Levy served on the Bayless Board of Education from 2003 to 2004 and unsuccessfully sought the 96th District House seat in 2002 and 2004 as a Libertarian. He said he is seeking election for “property tax reform — abolish reassessment and school property taxes.”

Yaeger, 66, 719 Reed Ave., 63125, is re-tired from Schnucks Markets Inc. She has three grown children and four grandchildren.

Yaeger, first elected to the 96th District House seat in 2002, said she is seeking re-election because she “has practical life experiences of common sense and getting the tasks completed for the betterment of the community.”

Noting that she is “accessible to the community,” Yaeger said she “is committed to dependable constituents’ services, helping schools and non-profits apply for grants.” She also “is supportive of small businesses in assisting them with state issues.”

The candidates gave the following responses to a Call questionnaire:

What is your position on abortion?

Levy said, “Option only by forcible rape or incest or to save mother’s life.”

Yaeger said that having served in Jefferson City for the past six years, she is against abortions and her votes reflect it.

What is your position on the death penalty?

Levy said, “Yes.”

Yaeger said she “is not an advocate for the death penalty.”

What is your position on tax-increment financing?

Levy said, “No to any TIF.”

Yaeger said, “Tax-increment financing is an effective tool for the development of public improvements projects such as roads while providing incentives in the creation of high-paying jobs. We must return it to the original intent of the law like upgrading the infrastructure in our older inner-ring communities and help promote job creating projects that would not be possible without its assistance.”

Would you support placing a constitutional amendment before voters that, if approved, would repeal the supermajority requirement for school-district bond issues?

Levy said, “No.”

Noting she is opposed to raising taxes, Yaeger said she “does support the simple majority for school-district bonding and funding issues on the ballot that are not tax increases.
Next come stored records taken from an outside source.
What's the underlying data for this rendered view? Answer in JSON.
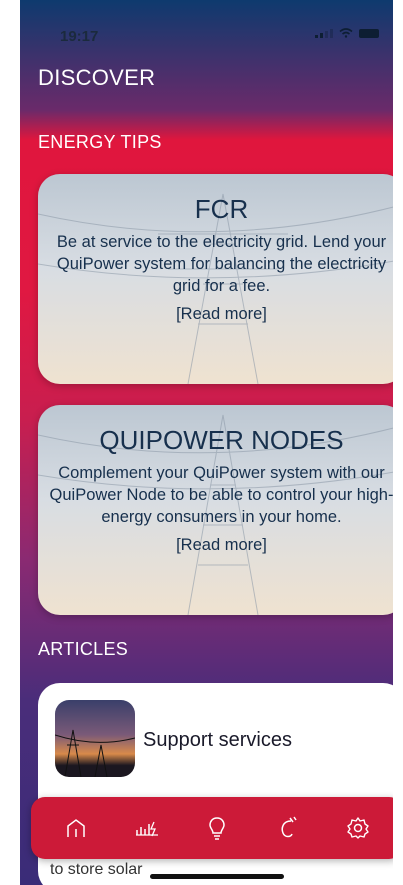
{
  "status_bar": {
    "time": "19:17"
  },
  "header": {
    "title": "DISCOVER"
  },
  "sections": {
    "tips_title": "ENERGY TIPS",
    "articles_title": "ARTICLES"
  },
  "tips": [
    {
      "title": "FCR",
      "body": "Be at service to the electricity grid. Lend your QuiPower system for balancing the electricity grid for a fee.",
      "link": "[Read more]"
    },
    {
      "title": "QUIPOWER NODES",
      "body": "Complement your QuiPower system with our QuiPower Node to be able to control your high-energy consumers in your home.",
      "link": "[Read more]"
    }
  ],
  "articles": [
    {
      "title": "Support services",
      "excerpt": "storage in their property. The battery can be used to store solar"
    }
  ],
  "tabbar": {
    "icons": [
      "home-icon",
      "energy-stats-icon",
      "lightbulb-icon",
      "plug-icon",
      "settings-icon"
    ],
    "color": "#cc1a38"
  },
  "colors": {
    "accent": "#e01842",
    "header": "#0e3a6e"
  }
}
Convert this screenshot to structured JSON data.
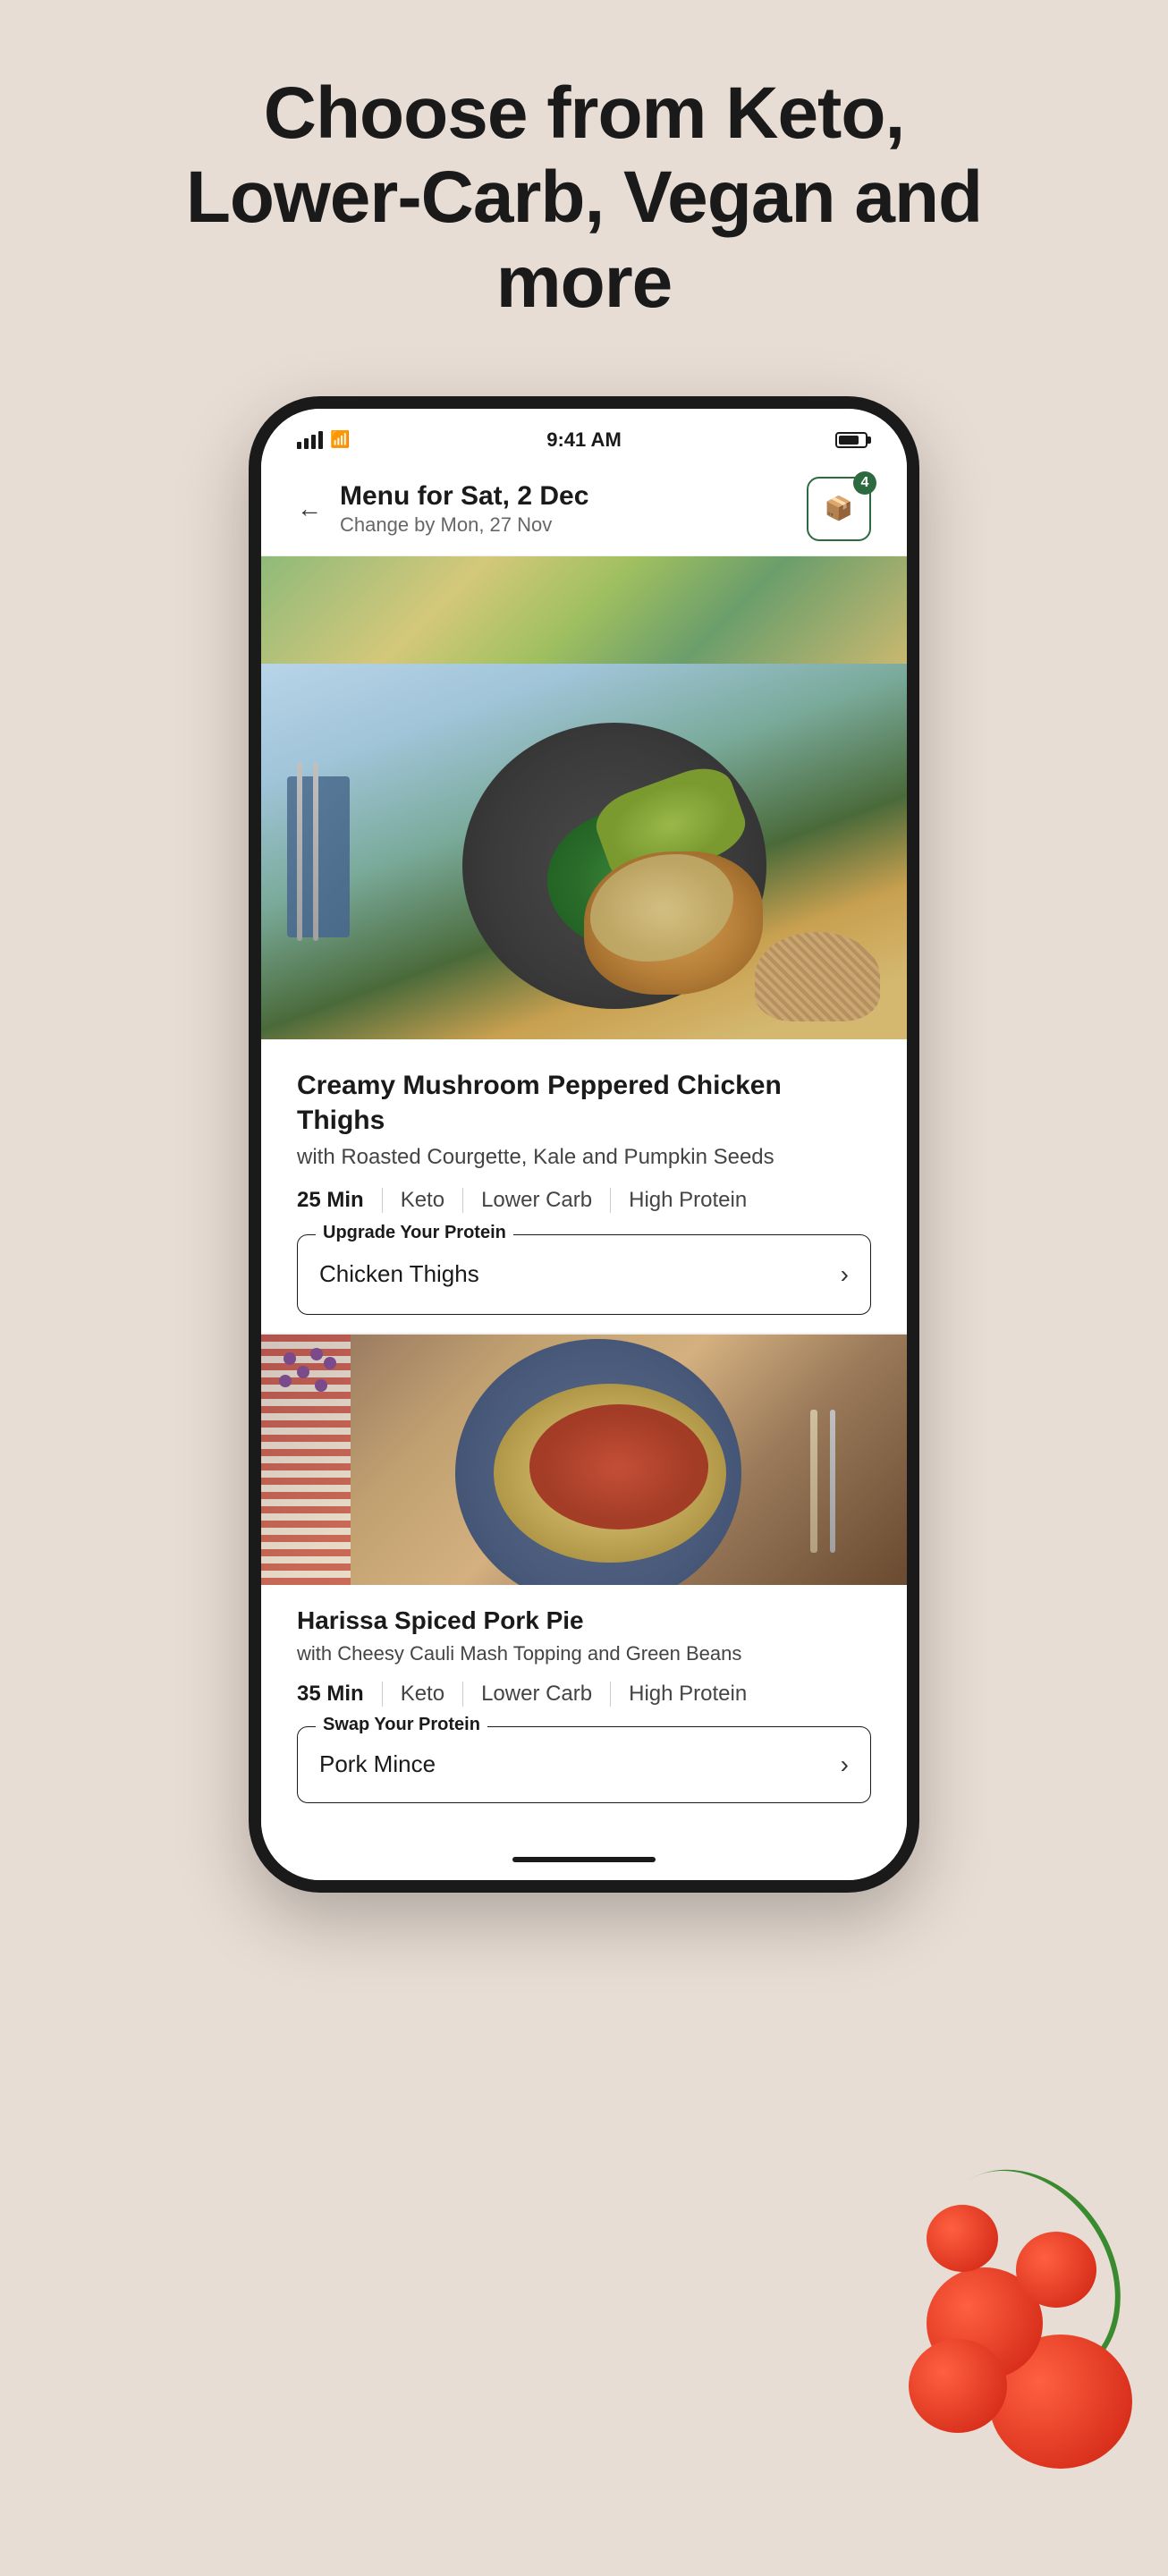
{
  "page": {
    "background_color": "#e8ddd4",
    "headline": "Choose from  Keto, Lower-Carb, Vegan and more"
  },
  "phone": {
    "status_bar": {
      "time": "9:41 AM"
    },
    "nav": {
      "back_label": "←",
      "title": "Menu for Sat, 2 Dec",
      "subtitle": "Change by Mon, 27 Nov",
      "box_count": "4"
    },
    "featured_meal": {
      "title": "Creamy Mushroom Peppered Chicken Thighs",
      "subtitle": "with Roasted Courgette, Kale and Pumpkin Seeds",
      "time": "25 Min",
      "tags": [
        "Keto",
        "Lower Carb",
        "High Protein"
      ],
      "protein_box_label": "Upgrade Your Protein",
      "protein_value": "Chicken Thighs"
    },
    "second_meal": {
      "title": "Harissa Spiced Pork Pie",
      "subtitle": "with Cheesy Cauli Mash Topping and Green Beans",
      "time": "35 Min",
      "tags": [
        "Keto",
        "Lower Carb",
        "High Protein"
      ],
      "swap_box_label": "Swap Your Protein",
      "swap_value": "Pork Mince"
    }
  }
}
Our schools need to upgrade and improve their buildings and facilities that would create a better learning environment for our students.”

Are changes needed to the state’s foundation formula for funding education?

Levy said, “Yes. (The) foundation formula needs to be eliminated. There should be equal funding to all students by the state.”

“The property is under assessed in some areas of Missouri,” Yaeger said, noting that she “is committed to not placing added burdens on working families and seniors to pay more than their fair share in taxes to support the school district in their community.”

Yaeger added that this is an issue she “will work on in the upcoming legislative session. St. Louis County is the jewel of the state and we have not received our proportional share of governmental funds from Jefferson City.”

Are changes needed to the law allowing Missouri citizens to carry concealed weapons?

Levy said, “No law can prevent carrying or not carrying concealed weapons by anyone.”

Noting her district voted 2-1 against this issue, Yaeger said her vote reflected her district’s stand on the issue. Yaeger also said she “wants more commitment to early intervention for first-time offenders so they will not turn into career criminals.”

Are changes needed to the state’s current Open Meetings and Records Law?

Levy said, “Yes. Open meetings should always be at regular scheduled meetings and recorded. Public comments always part of the agenda.”

Yaeger said, “There must be a delicate balance between providing the public with all the information it is entitled to have, and, at the same time, protecting the privacy of good people volunteering their time on local boards.”